+++ RECORDS TO USE

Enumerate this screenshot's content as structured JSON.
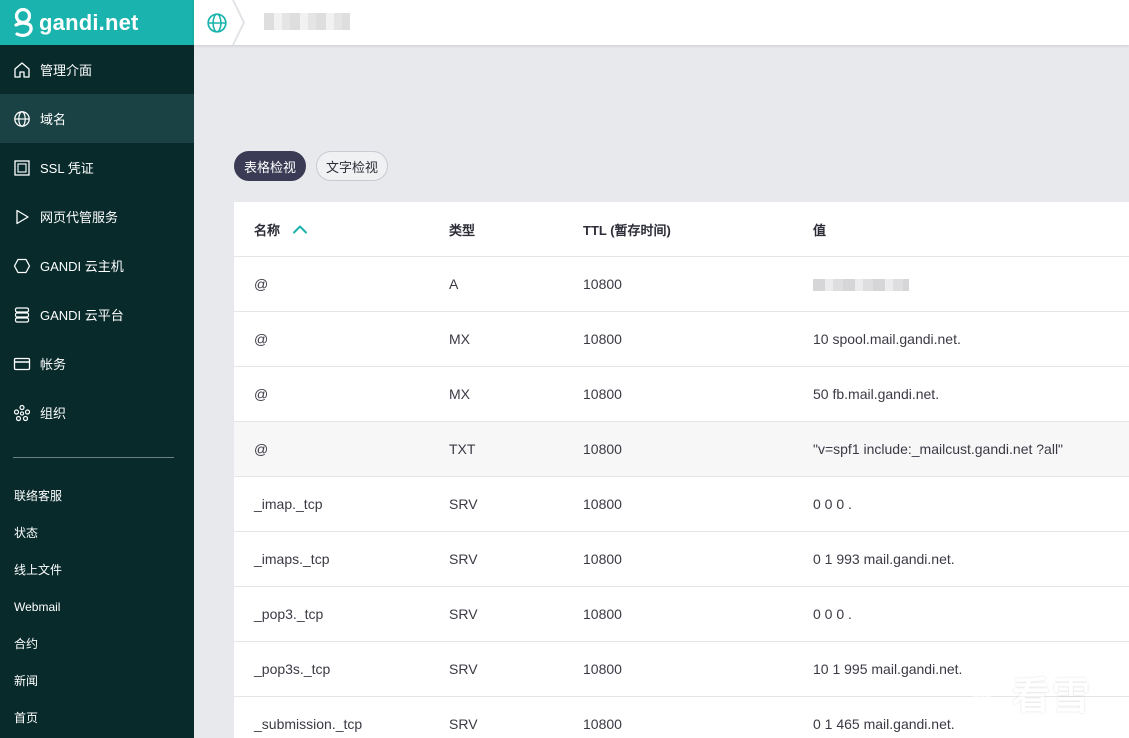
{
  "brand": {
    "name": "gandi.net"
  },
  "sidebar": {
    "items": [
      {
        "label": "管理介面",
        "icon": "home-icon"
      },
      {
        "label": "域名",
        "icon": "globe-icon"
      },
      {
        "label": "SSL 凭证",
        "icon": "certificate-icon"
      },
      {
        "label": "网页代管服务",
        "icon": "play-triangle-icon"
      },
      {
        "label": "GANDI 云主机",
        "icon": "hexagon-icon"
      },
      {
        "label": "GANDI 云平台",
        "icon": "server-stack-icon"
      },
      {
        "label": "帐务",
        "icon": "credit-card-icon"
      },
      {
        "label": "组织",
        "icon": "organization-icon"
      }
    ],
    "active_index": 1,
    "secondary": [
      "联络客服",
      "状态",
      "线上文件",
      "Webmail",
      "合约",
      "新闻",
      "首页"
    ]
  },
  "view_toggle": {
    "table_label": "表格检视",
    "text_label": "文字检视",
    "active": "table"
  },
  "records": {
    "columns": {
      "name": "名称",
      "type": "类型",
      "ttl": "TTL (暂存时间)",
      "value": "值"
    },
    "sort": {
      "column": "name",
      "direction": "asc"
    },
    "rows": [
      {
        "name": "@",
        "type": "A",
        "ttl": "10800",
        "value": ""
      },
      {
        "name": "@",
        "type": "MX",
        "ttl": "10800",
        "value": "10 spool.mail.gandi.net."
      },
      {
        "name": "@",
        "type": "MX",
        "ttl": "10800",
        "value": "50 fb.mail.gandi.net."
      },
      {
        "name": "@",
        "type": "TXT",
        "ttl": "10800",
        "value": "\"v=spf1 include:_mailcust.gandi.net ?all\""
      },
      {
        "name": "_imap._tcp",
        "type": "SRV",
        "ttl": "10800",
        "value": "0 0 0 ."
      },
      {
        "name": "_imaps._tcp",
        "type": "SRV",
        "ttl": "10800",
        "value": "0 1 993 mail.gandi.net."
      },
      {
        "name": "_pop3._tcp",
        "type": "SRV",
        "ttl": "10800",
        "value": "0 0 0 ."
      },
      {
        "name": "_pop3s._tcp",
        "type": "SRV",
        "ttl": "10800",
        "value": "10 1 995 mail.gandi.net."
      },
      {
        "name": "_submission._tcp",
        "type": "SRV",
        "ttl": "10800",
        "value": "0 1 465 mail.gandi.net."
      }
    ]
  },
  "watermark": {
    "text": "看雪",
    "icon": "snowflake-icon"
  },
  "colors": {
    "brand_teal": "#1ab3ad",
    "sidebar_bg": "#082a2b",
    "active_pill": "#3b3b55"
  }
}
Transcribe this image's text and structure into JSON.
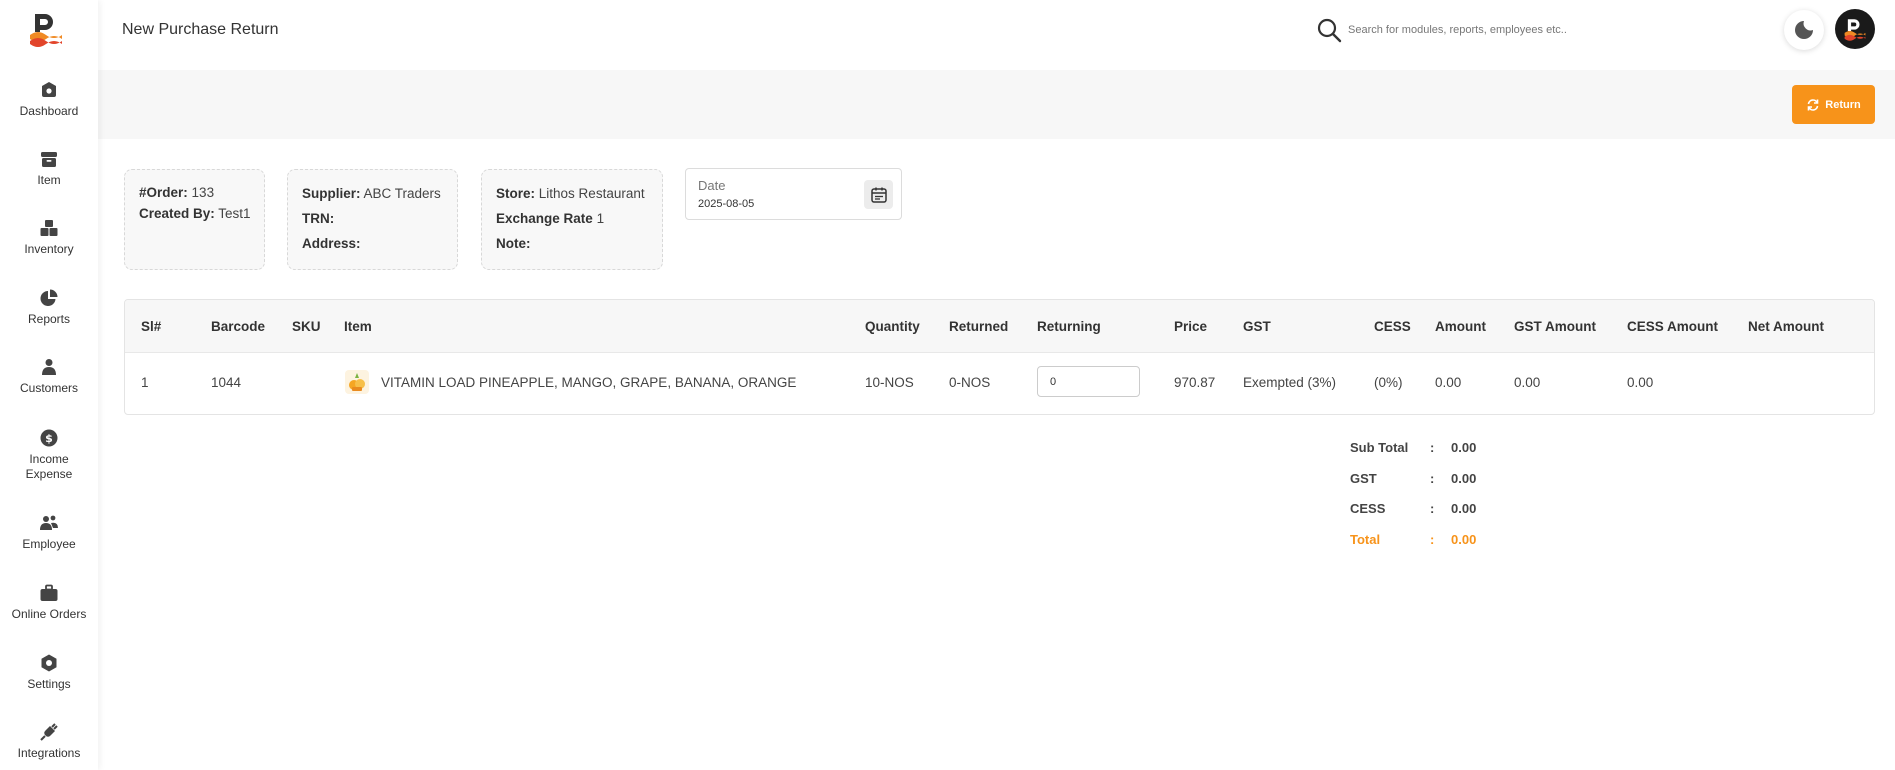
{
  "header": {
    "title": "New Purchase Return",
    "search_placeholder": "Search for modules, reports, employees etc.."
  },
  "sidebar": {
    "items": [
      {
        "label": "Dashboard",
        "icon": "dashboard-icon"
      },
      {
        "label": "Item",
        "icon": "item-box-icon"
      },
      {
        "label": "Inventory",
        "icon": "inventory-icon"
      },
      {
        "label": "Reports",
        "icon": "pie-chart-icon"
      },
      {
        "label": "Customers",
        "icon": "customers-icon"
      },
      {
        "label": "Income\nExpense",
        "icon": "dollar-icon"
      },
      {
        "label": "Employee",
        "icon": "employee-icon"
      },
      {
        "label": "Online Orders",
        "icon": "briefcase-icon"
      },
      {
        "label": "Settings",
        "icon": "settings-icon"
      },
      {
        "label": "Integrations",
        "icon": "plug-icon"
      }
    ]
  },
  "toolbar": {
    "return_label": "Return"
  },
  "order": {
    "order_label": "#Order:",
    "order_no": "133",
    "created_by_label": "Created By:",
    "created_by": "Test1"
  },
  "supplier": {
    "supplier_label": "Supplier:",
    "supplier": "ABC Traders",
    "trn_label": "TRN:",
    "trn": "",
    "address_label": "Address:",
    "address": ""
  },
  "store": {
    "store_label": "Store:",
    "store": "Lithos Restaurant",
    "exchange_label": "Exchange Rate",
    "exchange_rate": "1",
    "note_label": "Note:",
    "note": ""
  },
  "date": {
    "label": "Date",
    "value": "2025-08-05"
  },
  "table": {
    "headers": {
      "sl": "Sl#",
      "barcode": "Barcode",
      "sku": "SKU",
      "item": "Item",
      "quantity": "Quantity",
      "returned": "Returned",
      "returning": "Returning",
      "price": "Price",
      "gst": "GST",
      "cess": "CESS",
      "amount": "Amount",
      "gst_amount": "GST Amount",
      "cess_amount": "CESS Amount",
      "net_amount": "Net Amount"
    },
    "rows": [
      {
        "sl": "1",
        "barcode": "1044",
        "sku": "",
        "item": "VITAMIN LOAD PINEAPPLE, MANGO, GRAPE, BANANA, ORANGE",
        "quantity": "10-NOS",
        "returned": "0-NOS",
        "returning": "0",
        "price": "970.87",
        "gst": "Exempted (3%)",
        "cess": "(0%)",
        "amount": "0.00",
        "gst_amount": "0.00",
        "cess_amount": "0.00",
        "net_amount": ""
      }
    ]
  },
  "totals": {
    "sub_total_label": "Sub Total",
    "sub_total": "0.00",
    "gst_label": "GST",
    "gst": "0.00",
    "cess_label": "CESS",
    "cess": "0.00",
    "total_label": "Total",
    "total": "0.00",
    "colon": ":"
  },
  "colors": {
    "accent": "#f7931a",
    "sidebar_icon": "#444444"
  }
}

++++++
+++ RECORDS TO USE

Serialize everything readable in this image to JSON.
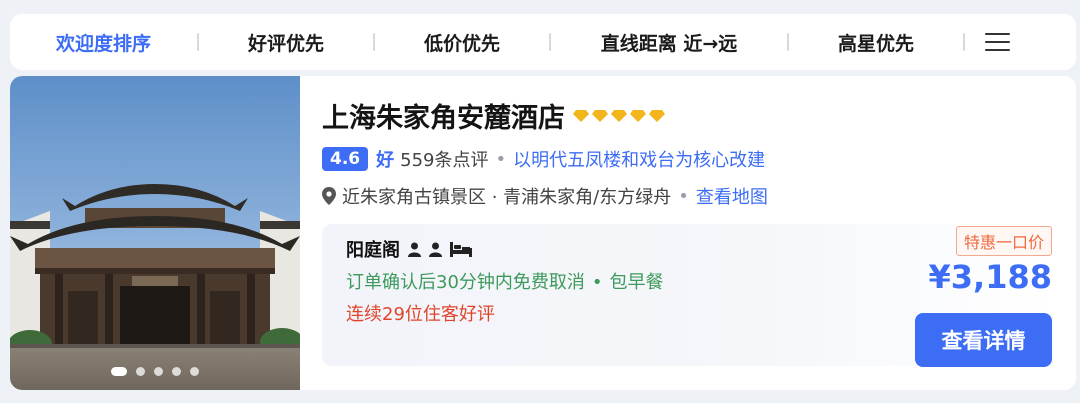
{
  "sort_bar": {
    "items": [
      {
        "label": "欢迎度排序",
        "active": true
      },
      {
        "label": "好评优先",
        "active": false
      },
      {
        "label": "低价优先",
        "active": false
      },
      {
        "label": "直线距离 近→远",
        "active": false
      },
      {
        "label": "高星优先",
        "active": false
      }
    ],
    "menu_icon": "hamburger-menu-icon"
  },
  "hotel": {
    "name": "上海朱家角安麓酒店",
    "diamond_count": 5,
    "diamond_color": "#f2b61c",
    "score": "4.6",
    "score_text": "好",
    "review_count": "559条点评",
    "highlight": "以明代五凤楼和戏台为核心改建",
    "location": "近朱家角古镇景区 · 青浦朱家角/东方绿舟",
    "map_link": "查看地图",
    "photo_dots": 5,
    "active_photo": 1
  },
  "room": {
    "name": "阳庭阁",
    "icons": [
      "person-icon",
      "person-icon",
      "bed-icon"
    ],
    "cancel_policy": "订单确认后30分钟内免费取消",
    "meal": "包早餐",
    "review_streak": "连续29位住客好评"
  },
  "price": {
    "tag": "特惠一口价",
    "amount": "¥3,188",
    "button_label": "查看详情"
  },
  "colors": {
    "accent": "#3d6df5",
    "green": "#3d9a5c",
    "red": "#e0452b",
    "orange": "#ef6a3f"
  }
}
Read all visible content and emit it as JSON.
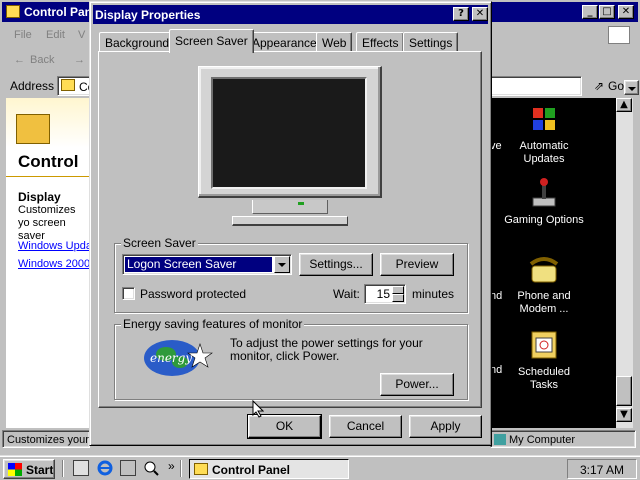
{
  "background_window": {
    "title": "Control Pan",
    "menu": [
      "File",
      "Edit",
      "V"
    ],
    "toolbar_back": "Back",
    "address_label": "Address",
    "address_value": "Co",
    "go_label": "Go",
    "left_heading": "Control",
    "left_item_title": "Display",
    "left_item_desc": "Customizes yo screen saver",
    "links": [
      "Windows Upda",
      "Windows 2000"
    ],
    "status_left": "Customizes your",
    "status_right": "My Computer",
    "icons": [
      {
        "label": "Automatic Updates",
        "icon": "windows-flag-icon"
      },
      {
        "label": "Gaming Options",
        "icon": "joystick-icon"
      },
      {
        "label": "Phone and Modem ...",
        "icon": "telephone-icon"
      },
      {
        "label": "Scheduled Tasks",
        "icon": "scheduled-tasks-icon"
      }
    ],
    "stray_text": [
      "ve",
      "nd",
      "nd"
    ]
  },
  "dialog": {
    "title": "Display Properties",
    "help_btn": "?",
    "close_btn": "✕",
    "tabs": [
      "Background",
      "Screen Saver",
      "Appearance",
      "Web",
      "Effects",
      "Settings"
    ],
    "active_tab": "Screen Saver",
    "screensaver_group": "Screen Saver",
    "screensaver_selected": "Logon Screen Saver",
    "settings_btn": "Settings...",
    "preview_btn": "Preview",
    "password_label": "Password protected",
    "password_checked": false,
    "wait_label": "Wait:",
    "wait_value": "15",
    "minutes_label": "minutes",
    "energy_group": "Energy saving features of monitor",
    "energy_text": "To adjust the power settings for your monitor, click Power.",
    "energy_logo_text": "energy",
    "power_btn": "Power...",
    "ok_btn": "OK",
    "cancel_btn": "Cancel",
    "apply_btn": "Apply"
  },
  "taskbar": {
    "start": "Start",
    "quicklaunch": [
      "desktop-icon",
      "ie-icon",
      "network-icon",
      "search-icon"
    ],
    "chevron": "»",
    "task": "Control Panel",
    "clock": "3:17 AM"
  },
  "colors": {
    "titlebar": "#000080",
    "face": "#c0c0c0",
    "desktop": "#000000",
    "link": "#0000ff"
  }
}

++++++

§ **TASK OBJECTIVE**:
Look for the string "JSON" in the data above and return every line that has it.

§ **COMPLETED TASK**:
Enumerate this screenshot's content as structured JSON.
Transcribe this image's text and structure into JSON.
Serialize everything readable in this image to JSON.
Read all visible content and emit it as JSON.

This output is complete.